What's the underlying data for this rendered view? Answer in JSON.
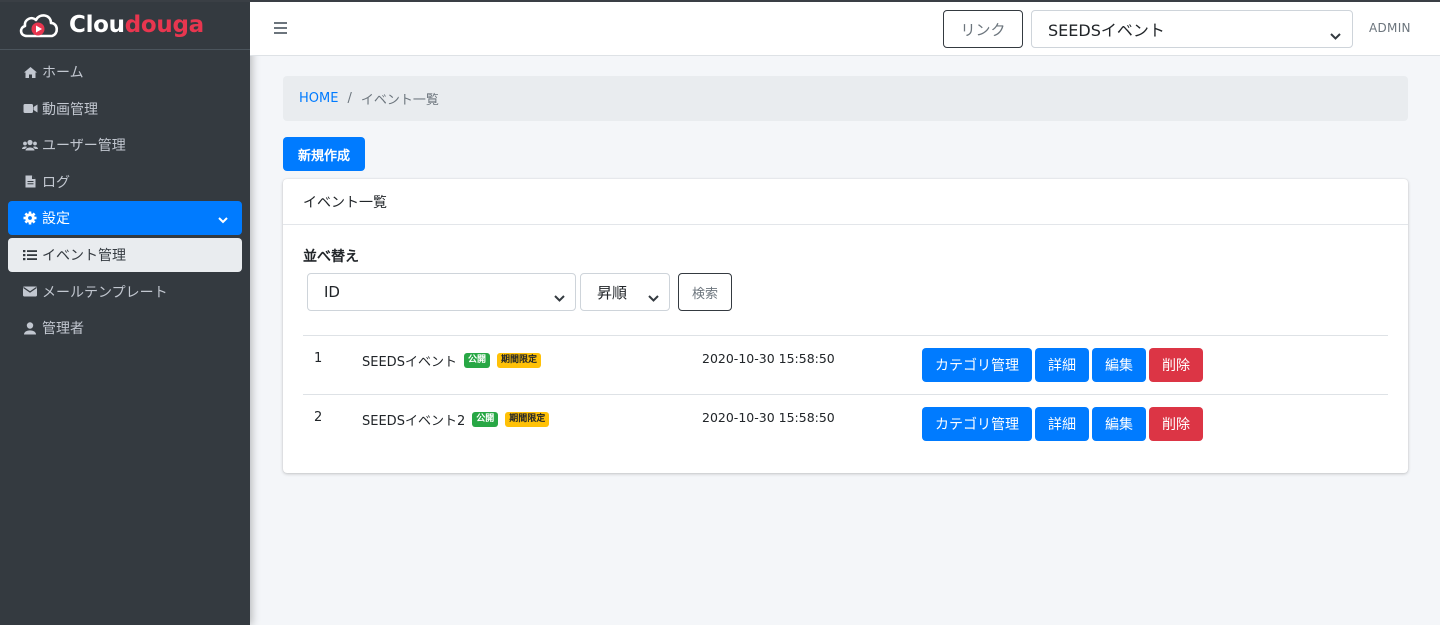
{
  "brand": {
    "name_part1": "Clou",
    "name_part2": "douga",
    "accent": "#e8364f"
  },
  "sidebar": {
    "items": [
      {
        "label": "ホーム",
        "icon": "home-icon"
      },
      {
        "label": "動画管理",
        "icon": "video-icon"
      },
      {
        "label": "ユーザー管理",
        "icon": "users-icon"
      },
      {
        "label": "ログ",
        "icon": "file-icon"
      },
      {
        "label": "設定",
        "icon": "gear-icon"
      },
      {
        "label": "イベント管理",
        "icon": "list-icon"
      },
      {
        "label": "メールテンプレート",
        "icon": "envelope-icon"
      },
      {
        "label": "管理者",
        "icon": "user-icon"
      }
    ]
  },
  "topbar": {
    "link_label": "リンク",
    "event_selected": "SEEDSイベント",
    "user": "ADMIN"
  },
  "breadcrumb": {
    "home": "HOME",
    "separator": "/",
    "current": "イベント一覧"
  },
  "new_button": "新規作成",
  "card": {
    "title": "イベント一覧",
    "sort_label": "並べ替え",
    "sort_field": "ID",
    "sort_order": "昇順",
    "search_label": "検索"
  },
  "rows": [
    {
      "id": "1",
      "name": "SEEDSイベント",
      "badge_public": "公開",
      "badge_limited": "期間限定",
      "date": "2020-10-30 15:58:50"
    },
    {
      "id": "2",
      "name": "SEEDSイベント2",
      "badge_public": "公開",
      "badge_limited": "期間限定",
      "date": "2020-10-30 15:58:50"
    }
  ],
  "actions": {
    "category": "カテゴリ管理",
    "detail": "詳細",
    "edit": "編集",
    "delete": "削除"
  },
  "colors": {
    "primary": "#007bff",
    "danger": "#dc3545",
    "success": "#28a745",
    "warning": "#ffc107",
    "sidebar": "#343a40"
  }
}
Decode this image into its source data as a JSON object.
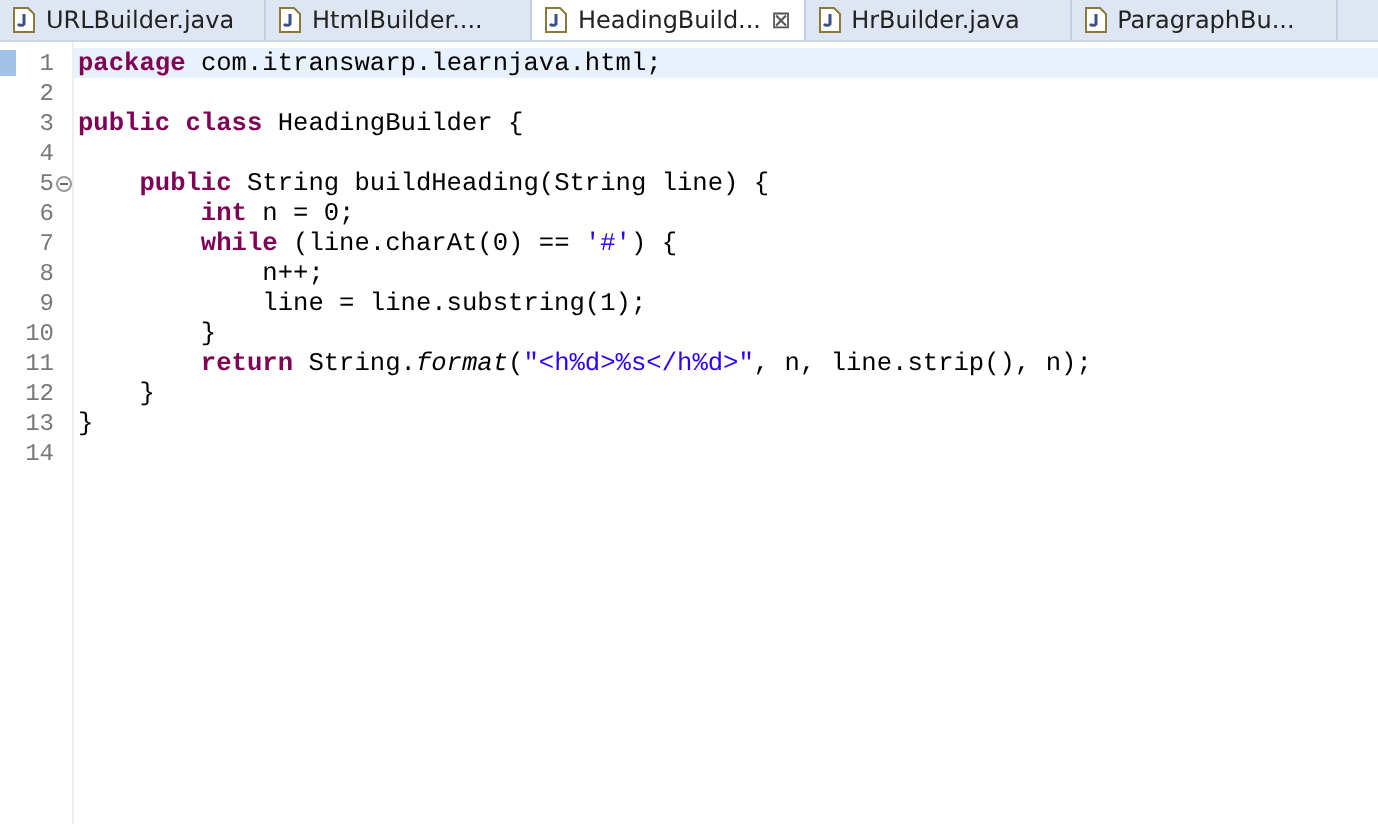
{
  "tabs": [
    {
      "label": "URLBuilder.java",
      "selected": false
    },
    {
      "label": "HtmlBuilder....",
      "selected": false
    },
    {
      "label": "HeadingBuild...",
      "selected": true,
      "close": "⊠"
    },
    {
      "label": "HrBuilder.java",
      "selected": false
    },
    {
      "label": "ParagraphBu...",
      "selected": false
    }
  ],
  "editor": {
    "lines": [
      {
        "number": "1",
        "current": true,
        "segments": [
          {
            "kind": "keyword",
            "text": "package"
          },
          {
            "kind": "plain",
            "text": " com.itranswarp.learnjava.html;"
          }
        ]
      },
      {
        "number": "2",
        "current": false
      },
      {
        "number": "3",
        "current": false,
        "segments": [
          {
            "kind": "keyword",
            "text": "public class"
          },
          {
            "kind": "plain",
            "text": " HeadingBuilder {"
          }
        ]
      },
      {
        "number": "4",
        "current": false
      },
      {
        "number": "5",
        "current": false,
        "fold": true,
        "segments": [
          {
            "kind": "keyword",
            "text": "    public"
          },
          {
            "kind": "plain",
            "text": " String buildHeading(String line) {"
          }
        ]
      },
      {
        "number": "6",
        "current": false,
        "segments": [
          {
            "kind": "keyword",
            "text": "        int"
          },
          {
            "kind": "plain",
            "text": " n = 0;"
          }
        ]
      },
      {
        "number": "7",
        "current": false,
        "segments": [
          {
            "kind": "keyword",
            "text": "        while"
          },
          {
            "kind": "plain",
            "text": " (line.charAt(0) == "
          },
          {
            "kind": "string",
            "text": "'#'"
          },
          {
            "kind": "plain",
            "text": ") {"
          }
        ]
      },
      {
        "number": "8",
        "current": false,
        "segments": [
          {
            "kind": "plain",
            "text": "            n++;"
          }
        ]
      },
      {
        "number": "9",
        "current": false,
        "segments": [
          {
            "kind": "plain",
            "text": "            line = line.substring(1);"
          }
        ]
      },
      {
        "number": "10",
        "current": false,
        "segments": [
          {
            "kind": "plain",
            "text": "        }"
          }
        ]
      },
      {
        "number": "11",
        "current": false,
        "segments": [
          {
            "kind": "keyword",
            "text": "        return"
          },
          {
            "kind": "plain",
            "text": " String."
          },
          {
            "kind": "static",
            "text": "format"
          },
          {
            "kind": "plain",
            "text": "("
          },
          {
            "kind": "string",
            "text": "\"<h%d>%s</h%d>\""
          },
          {
            "kind": "plain",
            "text": ", n, line.strip(), n);"
          }
        ]
      },
      {
        "number": "12",
        "current": false,
        "segments": [
          {
            "kind": "plain",
            "text": "    }"
          }
        ]
      },
      {
        "number": "13",
        "current": false,
        "segments": [
          {
            "kind": "plain",
            "text": "}"
          }
        ]
      },
      {
        "number": "14",
        "current": false
      }
    ]
  }
}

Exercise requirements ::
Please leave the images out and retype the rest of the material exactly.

Solution to this task ::
What's the underlying data for this rendered view? Answer in JSON.
{
  "brand": {
    "name_part1": "Clou",
    "name_part2": "douga",
    "accent": "#e8364f"
  },
  "sidebar": {
    "items": [
      {
        "label": "ホーム",
        "icon": "home-icon"
      },
      {
        "label": "動画管理",
        "icon": "video-icon"
      },
      {
        "label": "ユーザー管理",
        "icon": "users-icon"
      },
      {
        "label": "ログ",
        "icon": "file-icon"
      },
      {
        "label": "設定",
        "icon": "gear-icon"
      },
      {
        "label": "イベント管理",
        "icon": "list-icon"
      },
      {
        "label": "メールテンプレート",
        "icon": "envelope-icon"
      },
      {
        "label": "管理者",
        "icon": "user-icon"
      }
    ]
  },
  "topbar": {
    "link_label": "リンク",
    "event_selected": "SEEDSイベント",
    "user": "ADMIN"
  },
  "breadcrumb": {
    "home": "HOME",
    "separator": "/",
    "current": "イベント一覧"
  },
  "new_button": "新規作成",
  "card": {
    "title": "イベント一覧",
    "sort_label": "並べ替え",
    "sort_field": "ID",
    "sort_order": "昇順",
    "search_label": "検索"
  },
  "rows": [
    {
      "id": "1",
      "name": "SEEDSイベント",
      "badge_public": "公開",
      "badge_limited": "期間限定",
      "date": "2020-10-30 15:58:50"
    },
    {
      "id": "2",
      "name": "SEEDSイベント2",
      "badge_public": "公開",
      "badge_limited": "期間限定",
      "date": "2020-10-30 15:58:50"
    }
  ],
  "actions": {
    "category": "カテゴリ管理",
    "detail": "詳細",
    "edit": "編集",
    "delete": "削除"
  },
  "colors": {
    "primary": "#007bff",
    "danger": "#dc3545",
    "success": "#28a745",
    "warning": "#ffc107",
    "sidebar": "#343a40"
  }
}
Decode this image into its source data as a JSON object.
{
  "tabs": [
    {
      "label": "URLBuilder.java",
      "selected": false
    },
    {
      "label": "HtmlBuilder....",
      "selected": false
    },
    {
      "label": "HeadingBuild...",
      "selected": true,
      "close": "⊠"
    },
    {
      "label": "HrBuilder.java",
      "selected": false
    },
    {
      "label": "ParagraphBu...",
      "selected": false
    }
  ],
  "editor": {
    "lines": [
      {
        "number": "1",
        "current": true,
        "segments": [
          {
            "kind": "keyword",
            "text": "package"
          },
          {
            "kind": "plain",
            "text": " com.itranswarp.learnjava.html;"
          }
        ]
      },
      {
        "number": "2",
        "current": false
      },
      {
        "number": "3",
        "current": false,
        "segments": [
          {
            "kind": "keyword",
            "text": "public class"
          },
          {
            "kind": "plain",
            "text": " HeadingBuilder {"
          }
        ]
      },
      {
        "number": "4",
        "current": false
      },
      {
        "number": "5",
        "current": false,
        "fold": true,
        "segments": [
          {
            "kind": "keyword",
            "text": "    public"
          },
          {
            "kind": "plain",
            "text": " String buildHeading(String line) {"
          }
        ]
      },
      {
        "number": "6",
        "current": false,
        "segments": [
          {
            "kind": "keyword",
            "text": "        int"
          },
          {
            "kind": "plain",
            "text": " n = 0;"
          }
        ]
      },
      {
        "number": "7",
        "current": false,
        "segments": [
          {
            "kind": "keyword",
            "text": "        while"
          },
          {
            "kind": "plain",
            "text": " (line.charAt(0) == "
          },
          {
            "kind": "string",
            "text": "'#'"
          },
          {
            "kind": "plain",
            "text": ") {"
          }
        ]
      },
      {
        "number": "8",
        "current": false,
        "segments": [
          {
            "kind": "plain",
            "text": "            n++;"
          }
        ]
      },
      {
        "number": "9",
        "current": false,
        "segments": [
          {
            "kind": "plain",
            "text": "            line = line.substring(1);"
          }
        ]
      },
      {
        "number": "10",
        "current": false,
        "segments": [
          {
            "kind": "plain",
            "text": "        }"
          }
        ]
      },
      {
        "number": "11",
        "current": false,
        "segments": [
          {
            "kind": "keyword",
            "text": "        return"
          },
          {
            "kind": "plain",
            "text": " String."
          },
          {
            "kind": "static",
            "text": "format"
          },
          {
            "kind": "plain",
            "text": "("
          },
          {
            "kind": "string",
            "text": "\"<h%d>%s</h%d>\""
          },
          {
            "kind": "plain",
            "text": ", n, line.strip(), n);"
          }
        ]
      },
      {
        "number": "12",
        "current": false,
        "segments": [
          {
            "kind": "plain",
            "text": "    }"
          }
        ]
      },
      {
        "number": "13",
        "current": false,
        "segments": [
          {
            "kind": "plain",
            "text": "}"
          }
        ]
      },
      {
        "number": "14",
        "current": false
      }
    ]
  }
}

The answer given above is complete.